Provided data ->
□ □ □ □

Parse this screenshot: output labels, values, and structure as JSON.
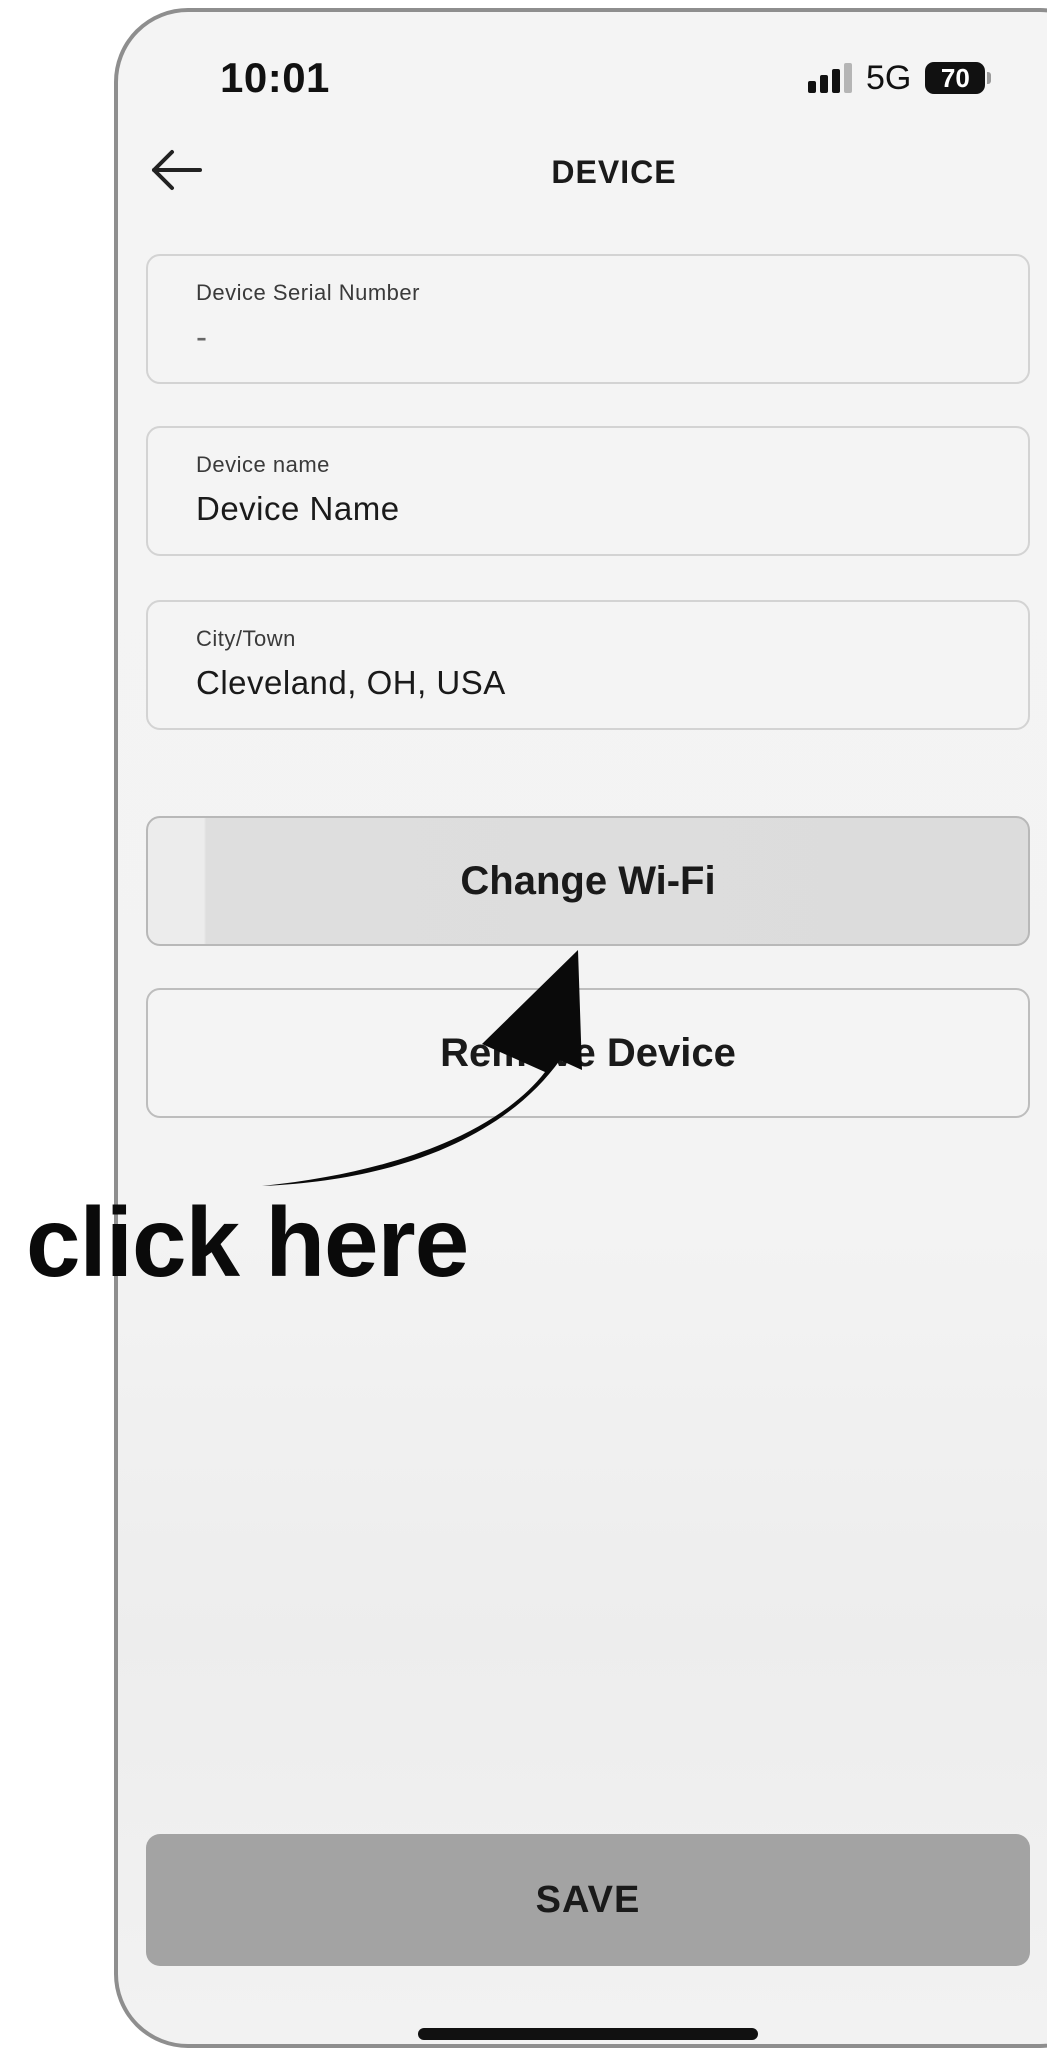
{
  "status_bar": {
    "time": "10:01",
    "network": "5G",
    "battery": "70",
    "icons": [
      "signal-icon",
      "battery-icon"
    ]
  },
  "header": {
    "title": "DEVICE",
    "back_icon": "arrow-left-icon"
  },
  "fields": {
    "serial": {
      "label": "Device Serial Number",
      "value": "-"
    },
    "name": {
      "label": "Device name",
      "value": "Device Name"
    },
    "city": {
      "label": "City/Town",
      "value": "Cleveland, OH, USA"
    }
  },
  "actions": {
    "change_wifi": "Change Wi-Fi",
    "remove_device": "Remove Device",
    "save": "SAVE"
  },
  "annotation": {
    "text": "click here",
    "icon": "curved-arrow-icon"
  },
  "colors": {
    "background": "#f4f4f4",
    "field_border": "#d3d3d3",
    "wifi_button": "#dcdcdc",
    "save_button": "#a3a3a3",
    "text": "#1a1a1a"
  }
}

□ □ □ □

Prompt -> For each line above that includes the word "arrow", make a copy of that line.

Worked solution ->
    "back_icon": "arrow-left-icon"
    "icon": "curved-arrow-icon"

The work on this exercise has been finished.